There are, as the Economist's Matthew Bishop once observed, two Krugmen: the scholar and the polemicist. The scholar sifts data for patterns. The polemicist picks fights to make points. "It kind of helps to use various people as foils," Krugman said in an interview this year for this magazine. "If someone has said something that's demonstrably at odds with experience or just demonstrably stupid, I use it." He once told a National Public Radio interviewer, "There are so many fools that if you try to suffer them at any great length, there's no time left." Columnist George Will said of Krugman: "If certainty were oil, he'd be Saudi Arabia."

Despite his popularity and determination, Krugman hasn't exactly won the argument. He's had no luck getting the Federal Reserve to raise its inflation target to 4 percent, from 2 percent. He also hasn't managed to persuade Congress to increase spending to stimulate growth; with the sequester, lawmakers have done just the opposite. Columbia University economist Jeffrey Sachs, who calls himself a fellow progressive, says Krugman shows too little concern for wasteful government spending. "This approach is disastrous both politically and economically," he wrote in a Huffington Post column.

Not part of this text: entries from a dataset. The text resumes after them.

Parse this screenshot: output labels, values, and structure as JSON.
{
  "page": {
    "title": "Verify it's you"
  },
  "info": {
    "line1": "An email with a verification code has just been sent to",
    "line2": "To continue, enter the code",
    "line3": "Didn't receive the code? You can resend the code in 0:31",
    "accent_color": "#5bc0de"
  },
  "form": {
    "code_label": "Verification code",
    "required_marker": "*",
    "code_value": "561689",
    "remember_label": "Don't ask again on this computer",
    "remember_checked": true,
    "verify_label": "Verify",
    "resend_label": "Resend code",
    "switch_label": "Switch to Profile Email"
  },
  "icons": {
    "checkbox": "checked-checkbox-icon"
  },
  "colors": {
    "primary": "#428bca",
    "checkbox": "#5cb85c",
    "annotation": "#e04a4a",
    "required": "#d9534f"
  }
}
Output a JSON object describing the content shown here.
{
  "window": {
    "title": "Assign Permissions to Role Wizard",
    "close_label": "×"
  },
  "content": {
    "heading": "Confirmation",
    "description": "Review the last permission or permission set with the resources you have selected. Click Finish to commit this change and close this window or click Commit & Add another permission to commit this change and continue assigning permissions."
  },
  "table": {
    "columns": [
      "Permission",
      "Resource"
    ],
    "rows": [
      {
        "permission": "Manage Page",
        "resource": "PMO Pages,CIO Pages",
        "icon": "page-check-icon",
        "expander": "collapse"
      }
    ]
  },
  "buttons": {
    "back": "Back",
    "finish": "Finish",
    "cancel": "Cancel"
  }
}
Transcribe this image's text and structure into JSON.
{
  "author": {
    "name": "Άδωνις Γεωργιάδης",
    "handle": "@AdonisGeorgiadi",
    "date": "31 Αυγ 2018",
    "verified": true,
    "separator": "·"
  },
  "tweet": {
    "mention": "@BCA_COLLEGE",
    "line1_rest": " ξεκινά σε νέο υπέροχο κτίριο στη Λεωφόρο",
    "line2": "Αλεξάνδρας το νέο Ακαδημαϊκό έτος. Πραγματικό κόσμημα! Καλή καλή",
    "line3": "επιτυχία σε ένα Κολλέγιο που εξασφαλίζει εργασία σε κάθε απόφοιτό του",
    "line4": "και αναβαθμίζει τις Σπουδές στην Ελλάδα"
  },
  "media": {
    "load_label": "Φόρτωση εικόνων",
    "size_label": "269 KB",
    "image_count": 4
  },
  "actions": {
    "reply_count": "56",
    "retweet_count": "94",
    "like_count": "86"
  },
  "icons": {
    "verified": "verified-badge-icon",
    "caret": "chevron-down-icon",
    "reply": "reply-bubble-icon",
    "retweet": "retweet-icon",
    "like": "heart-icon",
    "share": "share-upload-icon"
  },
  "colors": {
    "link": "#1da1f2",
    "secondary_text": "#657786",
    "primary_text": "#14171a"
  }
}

"Life shrinks or expands in proportion to one's courage." - Anaïs Nin
by Crazy Horse on Sun Sep 15th, 2013 at 12:58:16 PM EST
Policies aren't determined by winning arguments, but by which interests control the media and the mechanisms of Government. To say that Krugman hasn't won the argument simply translates as: he doesn't represent the dominant interests in banking, the economy and polity.

Index of Frank's Diaries
by Frank Schnittger (mail Frankschnittger at hot male dotty communists) on Sun Sep 15th, 2013 at 02:10:36 PM EST
[ Parent ]
that's true.

also you can't win an argument with fools bearing (even demonstrably) fallacious arguments and pretzel logic.

"We can all be prosperous but we can't all be rich." Ian Welsh

by melo (melometa4(at)gmail.com) on Mon Sep 16th, 2013 at 01:35:57 AM EST
[ Parent ]
As Simon Wren-Lewis says, if some positive growth, eventually, means that your policies have been successful, then a policy of simply shutting down half the economy for a year or two, then letting it start up again, is a smashing success.

Yes, rather like driving your car home from work, sputtering and stalling the whole way, parking it in the drive, then driving it to work in the morning, again sputtering and stalling the whole way, and saying, "It's going faster than it did all night."

by rifek on Tue Sep 17th, 2013 at 04:46:15 PM EST
...Jérôme's party, liberal as ever.

And so, when you ask

There was a time when France was proud enough to stop such idiotic meddling in its affairs: Is there nothing that Olli Rehn can do or say that might get him sacked?

just remember, who it is exactly who is in power in France. It's a question which answers itself.

At least Ireland had the self-pride to say no on a number of occasions. France casts its lot behind its elite, effete and ineffective to a man.

by redstar on Thu Sep 19th, 2013 at 11:19:46 AM EST


Display:
Go to: [ European Tribune Homepage : Top of page : Top of comments ]